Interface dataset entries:
+ + +
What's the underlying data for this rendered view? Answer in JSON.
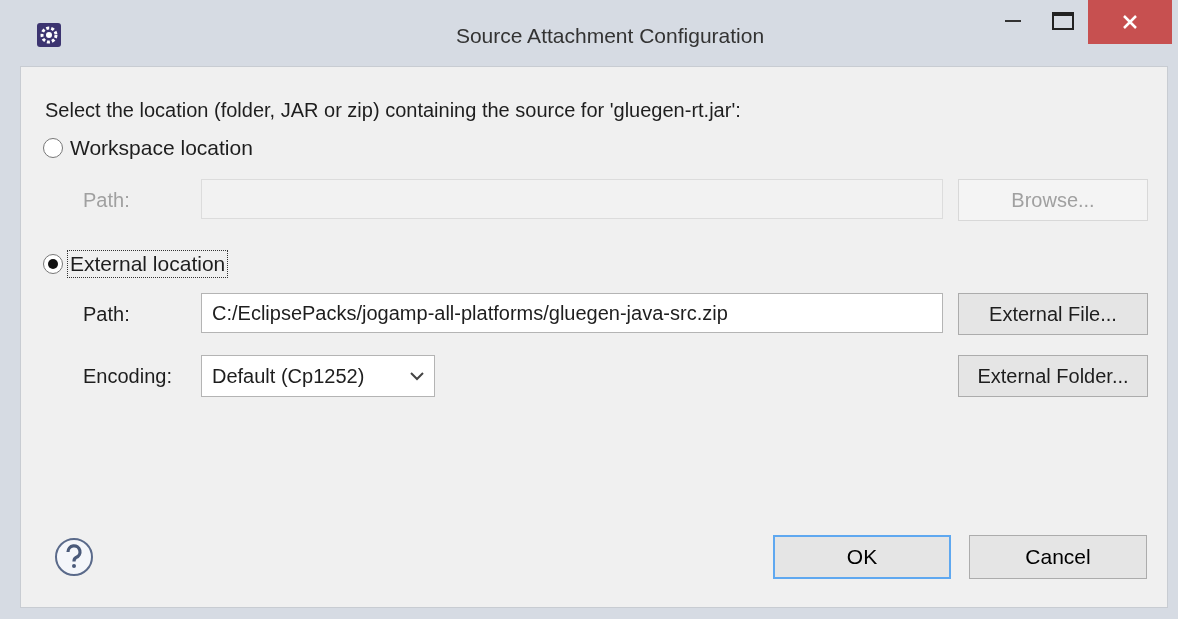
{
  "window": {
    "title": "Source Attachment Configuration"
  },
  "prompt": "Select the location (folder, JAR or zip) containing the source for 'gluegen-rt.jar':",
  "options": [
    {
      "label": "Workspace location",
      "selected": false,
      "focused": false,
      "rows": [
        {
          "label": "Path:",
          "kind": "text",
          "value": "",
          "disabled": true,
          "button": {
            "label": "Browse...",
            "disabled": true
          }
        }
      ]
    },
    {
      "label": "External location",
      "selected": true,
      "focused": true,
      "rows": [
        {
          "label": "Path:",
          "kind": "text",
          "value": "C:/EclipsePacks/jogamp-all-platforms/gluegen-java-src.zip",
          "disabled": false,
          "button": {
            "label": "External File...",
            "disabled": false
          }
        },
        {
          "label": "Encoding:",
          "kind": "select",
          "value": "Default (Cp1252)",
          "disabled": false,
          "button": {
            "label": "External Folder...",
            "disabled": false
          }
        }
      ]
    }
  ],
  "buttons": [
    {
      "label": "OK",
      "default": true
    },
    {
      "label": "Cancel",
      "default": false
    }
  ]
}
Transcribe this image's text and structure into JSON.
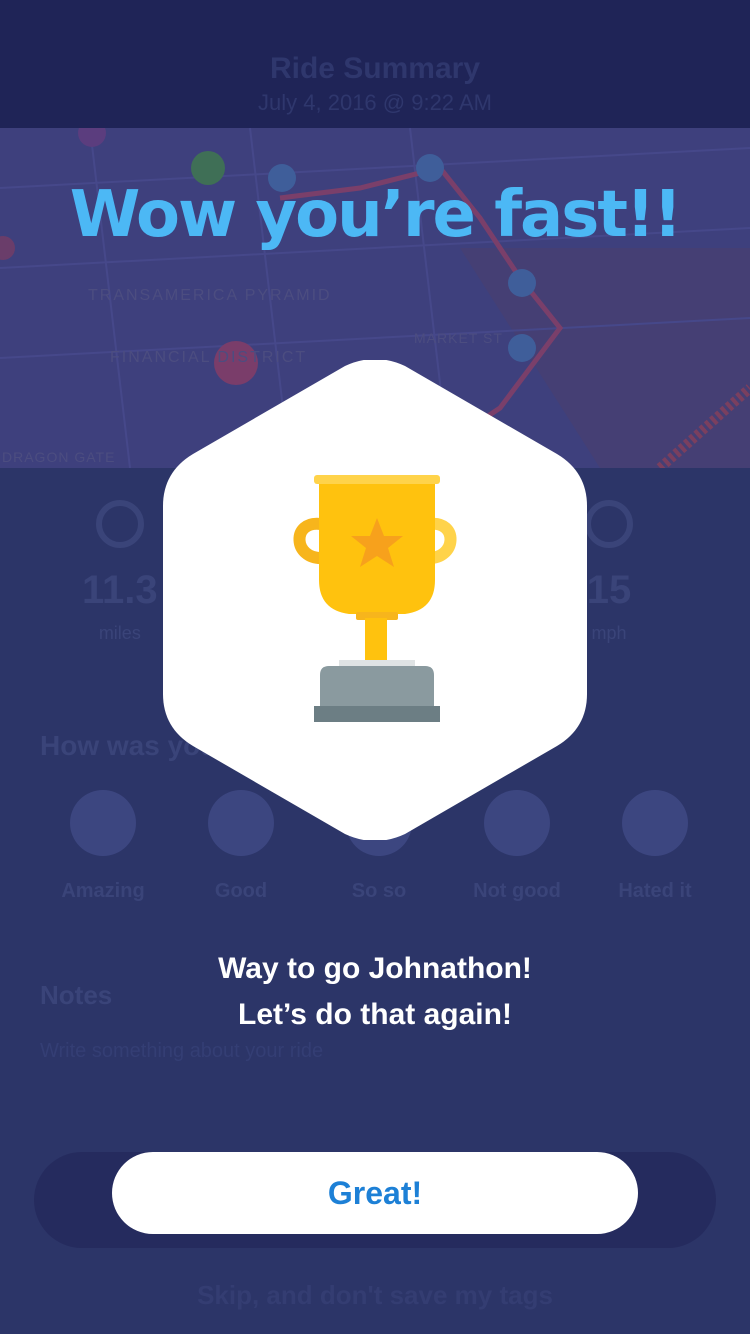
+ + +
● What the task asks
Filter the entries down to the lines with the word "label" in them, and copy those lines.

● Answer to the problem
      "label": "Workspace location",
          "label": "Path:",
            "label": "Browse...",
      "label": "External location",
          "label": "Path:",
            "label": "External File...",
          "label": "Encoding:",
            "label": "External Folder...",
      "label": "OK",
      "label": "Cancel",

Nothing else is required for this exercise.